At this time of year, I’m always struck by how individuals – and businesses – often carefully tiptoe around their phrasing and messages. A coffee shop might play only non-religious Christmas carols, and clerks might wish you “Happy Holidays” instead of a “Merry Christmas” in an effort to avoid offending those who may not celebrate the Christmas holiday. But while it’s magnified in this season, the issue of political correctness doesn’t only apply right now; it extends throughout the year and crops up frequently for businesses.
Smart entrepreneurs are wise to give this consideration. After all, the societal landscape has changed in recent years. Whereas a flippant (or even well-intentioned) comment may have gone without notice in decades past, today’s consumers are quick to complain or even pursue legal action if they don’t like something they hear or read. And with social media, expressing outrage or claiming discrimination is only a few keyboard clicks away.

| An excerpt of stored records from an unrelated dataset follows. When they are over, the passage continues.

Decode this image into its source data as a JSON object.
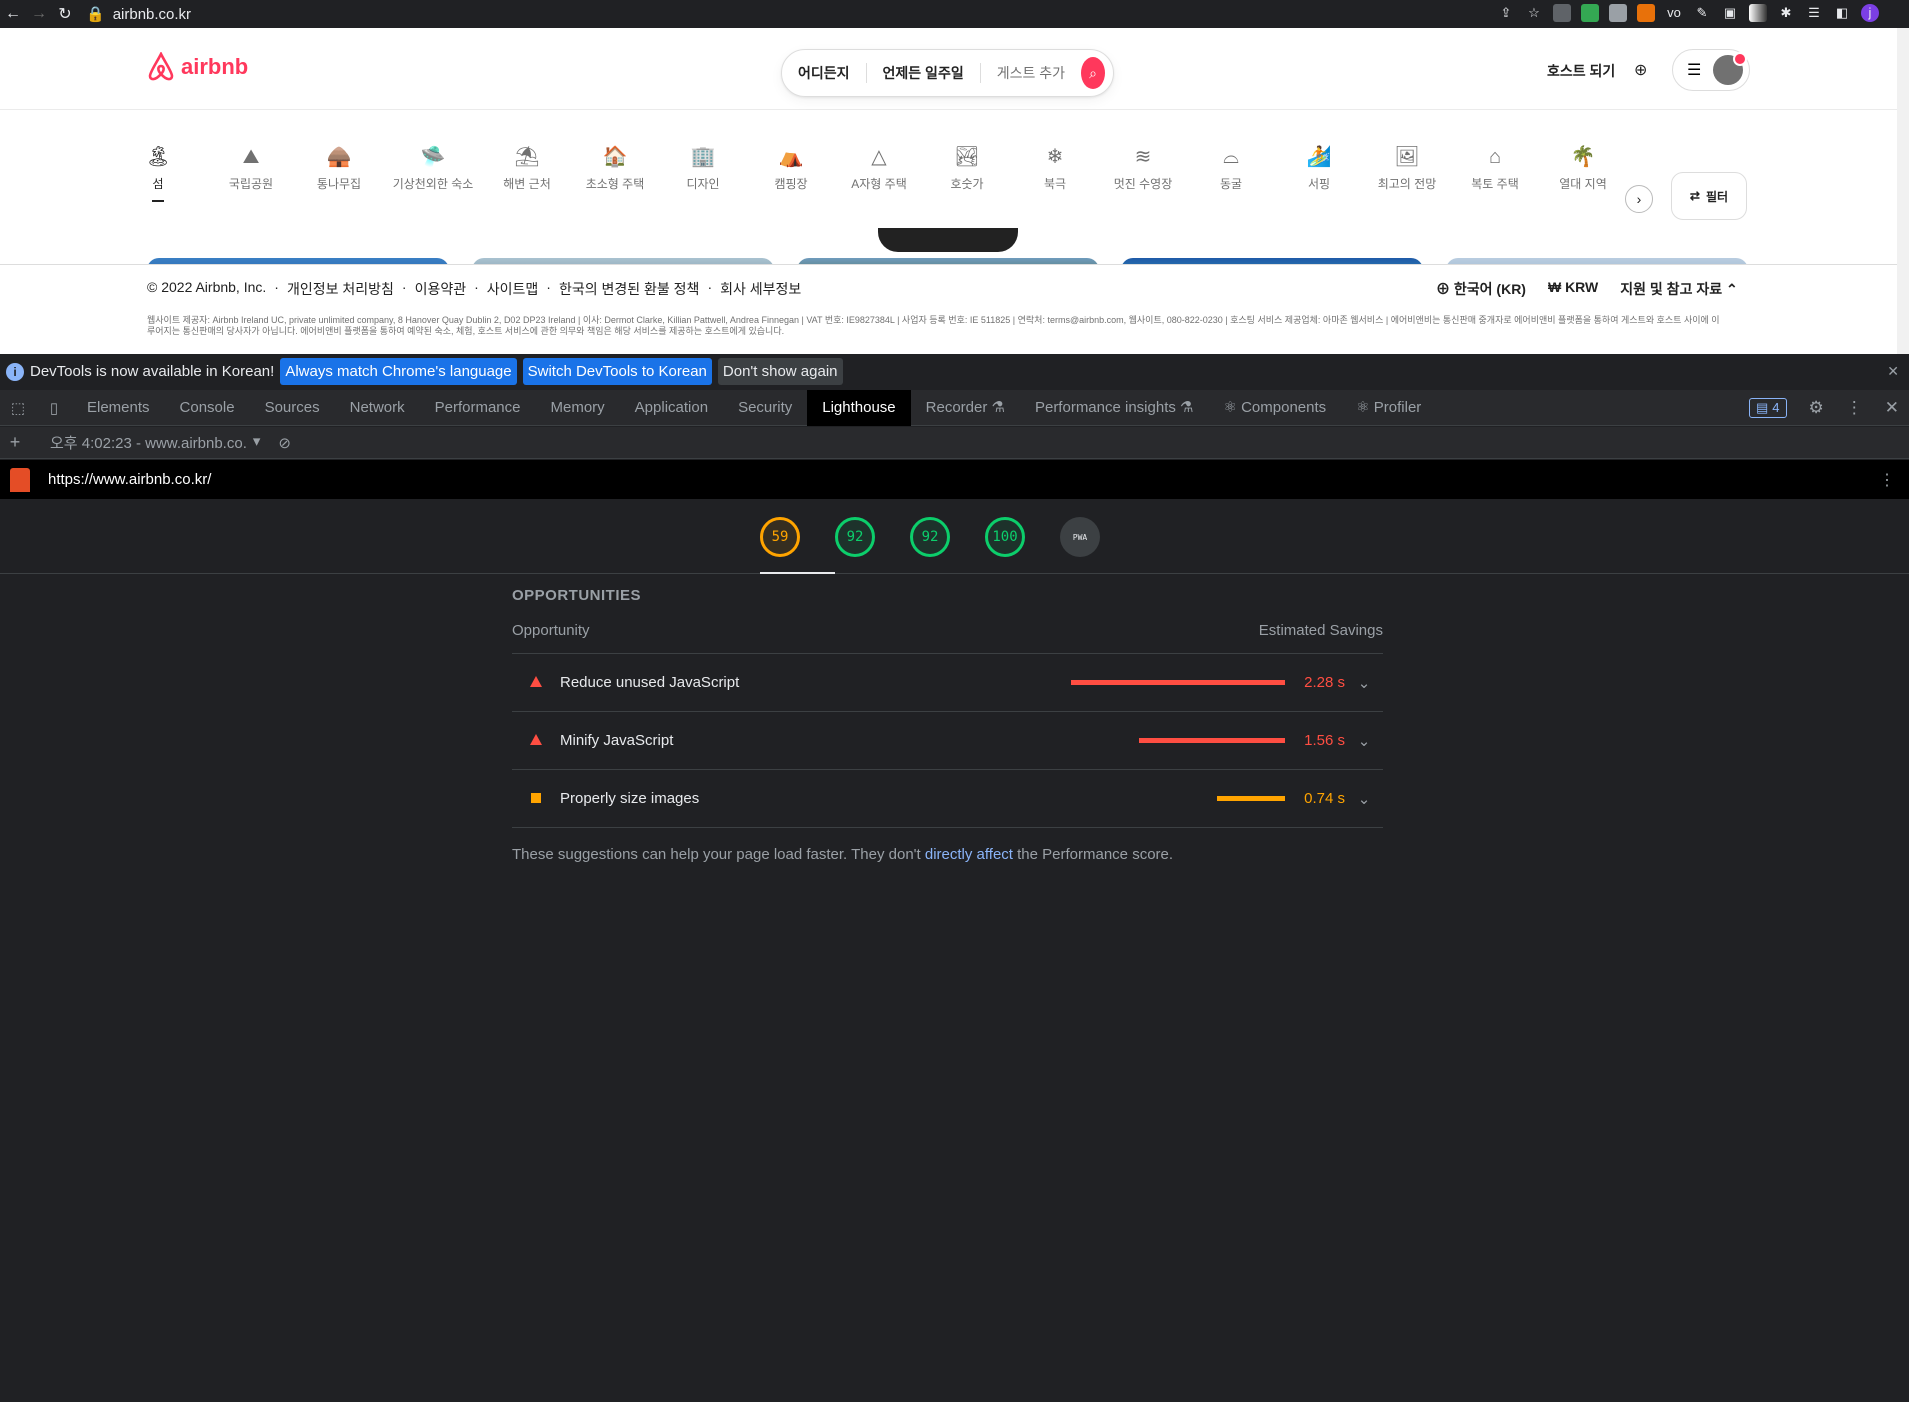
{
  "browser": {
    "url": "airbnb.co.kr"
  },
  "header": {
    "logo_text": "airbnb",
    "search_where": "어디든지",
    "search_when": "언제든 일주일",
    "search_guests": "게스트 추가",
    "host_link": "호스트 되기"
  },
  "categories": [
    {
      "label": "섬",
      "icon": "🏝"
    },
    {
      "label": "국립공원",
      "icon": "⛰"
    },
    {
      "label": "통나무집",
      "icon": "🛖"
    },
    {
      "label": "기상천외한 숙소",
      "icon": "🛸"
    },
    {
      "label": "해변 근처",
      "icon": "⛱"
    },
    {
      "label": "초소형 주택",
      "icon": "🏠"
    },
    {
      "label": "디자인",
      "icon": "🏢"
    },
    {
      "label": "캠핑장",
      "icon": "⛺"
    },
    {
      "label": "A자형 주택",
      "icon": "△"
    },
    {
      "label": "호숫가",
      "icon": "🏞"
    },
    {
      "label": "북극",
      "icon": "❄"
    },
    {
      "label": "멋진 수영장",
      "icon": "≋"
    },
    {
      "label": "동굴",
      "icon": "⌓"
    },
    {
      "label": "서핑",
      "icon": "🏄"
    },
    {
      "label": "최고의 전망",
      "icon": "🖼"
    },
    {
      "label": "복토 주택",
      "icon": "⌂"
    },
    {
      "label": "열대 지역",
      "icon": "🌴"
    }
  ],
  "filter_label": "필터",
  "footer": {
    "copyright": "© 2022 Airbnb, Inc.",
    "links": [
      "개인정보 처리방침",
      "이용약관",
      "사이트맵",
      "한국의 변경된 환불 정책",
      "회사 세부정보"
    ],
    "language": "한국어 (KR)",
    "currency": "₩  KRW",
    "support": "지원 및 참고 자료",
    "legal": "웹사이트 제공자: Airbnb Ireland UC, private unlimited company, 8 Hanover Quay Dublin 2, D02 DP23 Ireland | 이사: Dermot Clarke, Killian Pattwell, Andrea Finnegan | VAT 번호: IE9827384L | 사업자 등록 번호: IE 511825 | 연락처: terms@airbnb.com, 웹사이트, 080-822-0230 | 호스팅 서비스 제공업체: 아마존 웹서비스 | 에어비앤비는 통신판매 중개자로 에어비앤비 플랫폼을 통하여 게스트와 호스트 사이에 이루어지는 통신판매의 당사자가 아닙니다. 에어비앤비 플랫폼을 통하여 예약된 숙소, 체험, 호스트 서비스에 관한 의무와 책임은 해당 서비스를 제공하는 호스트에게 있습니다."
  },
  "devtools": {
    "banner_text": "DevTools is now available in Korean!",
    "btn_match": "Always match Chrome's language",
    "btn_switch": "Switch DevTools to Korean",
    "btn_dismiss": "Don't show again",
    "tabs": [
      "Elements",
      "Console",
      "Sources",
      "Network",
      "Performance",
      "Memory",
      "Application",
      "Security",
      "Lighthouse",
      "Recorder ⚗",
      "Performance insights ⚗",
      "⚛ Components",
      "⚛ Profiler"
    ],
    "issues_count": "4",
    "report_selector": "오후 4:02:23 - www.airbnb.co.",
    "report_url": "https://www.airbnb.co.kr/"
  },
  "scores": [
    {
      "value": "59",
      "status": "orange"
    },
    {
      "value": "92",
      "status": "green"
    },
    {
      "value": "92",
      "status": "green"
    },
    {
      "value": "100",
      "status": "green"
    },
    {
      "value": "PWA",
      "status": "pwa"
    }
  ],
  "opportunities": {
    "title": "OPPORTUNITIES",
    "col_opportunity": "Opportunity",
    "col_savings": "Estimated Savings",
    "items": [
      {
        "label": "Reduce unused JavaScript",
        "savings": "2.28 s",
        "severity": "fail",
        "color": "#ff4e42",
        "fraction": 1.0
      },
      {
        "label": "Minify JavaScript",
        "savings": "1.56 s",
        "severity": "fail",
        "color": "#ff4e42",
        "fraction": 0.68
      },
      {
        "label": "Properly size images",
        "savings": "0.74 s",
        "severity": "average",
        "color": "#ffa400",
        "fraction": 0.32
      }
    ],
    "footnote_pre": "These suggestions can help your page load faster. They don't ",
    "footnote_link": "directly affect",
    "footnote_post": " the Performance score."
  }
}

And let’s be honest about this for a second. Sometimes the objections are justified, but other times they’re the result of a delicate culture that’s become accustomed to crying foul. So what do you do in your business, especially in public-facing communications? Stand your ground and say what you feel? Or kowtow to the vocal few, while trying to please everyone? As with most things, the answer lies somewhere in the middle.
Here are a few questions to consider when tackling this issue in your own business.
1. What’s your business founded upon?
This is important. If your company was built to be a faith-based counseling service, for example, it’s completely acceptable to put out religiously-geared blog posts, newsletters and other materials. In fact, failing to weave this important component of your organization into your PR efforts is a disservice to your brand.
But what if you and your co-founder are passionate about your beliefs, but your business is about something entirely separate – like software? In this case, it wouldn’t be appropriate to incorporate your religious sentiments into your communications. You don’t need to hide how you feel as an individual person, but it should not be part of your business’ image unless it’s relevant to your product or service offerings.
2. Who is your customer base?
Next, think about who your current customers and prospects are. Let’s say you created an app that keeps people up-to-date on political events and news, especially the presidential election cycle. If your product has a definite right-leaning slant, then you likely want to reach conservatives. In this scenario, you’re in a niche space with a narrowly defined audience so you can feel free to let your political thoughts fly (with tact, of course).
However, let’s say your product is meant to be fair to both political parties and offer impartial coverage. In this instance, you need to be more careful. Even though you may personally be a Republican, refrain from putting out elephant-biased messages. Why? Because you’re likely to alienate half of your target audience.
I like to think of it this way. Remember those musicians (ahem, Madonna!) who spend a significant portion of their concerts lambasting political parties with which they disagree or spewing their own political beliefs? Whether I agree with them or not, I would not attend any of their concerts…. Simply because I would have paid to hear music and be entertained – not be force-fed someone else’s political ideas. So think about what your consumers are paying for: Is it a product or service, or is it insight into your personal beliefs about the world? Sometimes it is the latter, in which case you should absolutely be vocal. But if it’s the former, keep the personal convictions to your personal time.
3. What’s the benefit?
Ultimately, you must think about the advantages of anything you write or say that might be construed as crossing the line. And one important note to interject here: There is never a time or place to be mean-spirited toward any group of human beings. This guideline isn’t just about political correctness; it’s about human decency. But when it comes to sharing your views on heated topics, consider what you’ll gain by doing so. As long as you’re not spreading harmful or malicious messages, maybe communicating your thoughts is in fact worth the risk of offending certain folks. That’s fine! Just be prepared to have some naysayers, and be at the ready to (graciously and kindly) respond to their concerns. But if the potential upset isn’t commensurate to – or greater than – the rewards, just don’t do it.
So when it comes to political correctness, the best rule of thumb is to maintain common sense. Sure, it’s good to be fairly PC in your PR efforts, but going overboard either way can be damaging. Stand for something and be true to yourself and your brand. But also be conscientious about the people your words may affect. And, for goodness’ sake, yes – feel free to wish anyone and everyone a “Merry Christmas!”
So from me and mine to you and yours, Merry Christmas and a Happy New Year!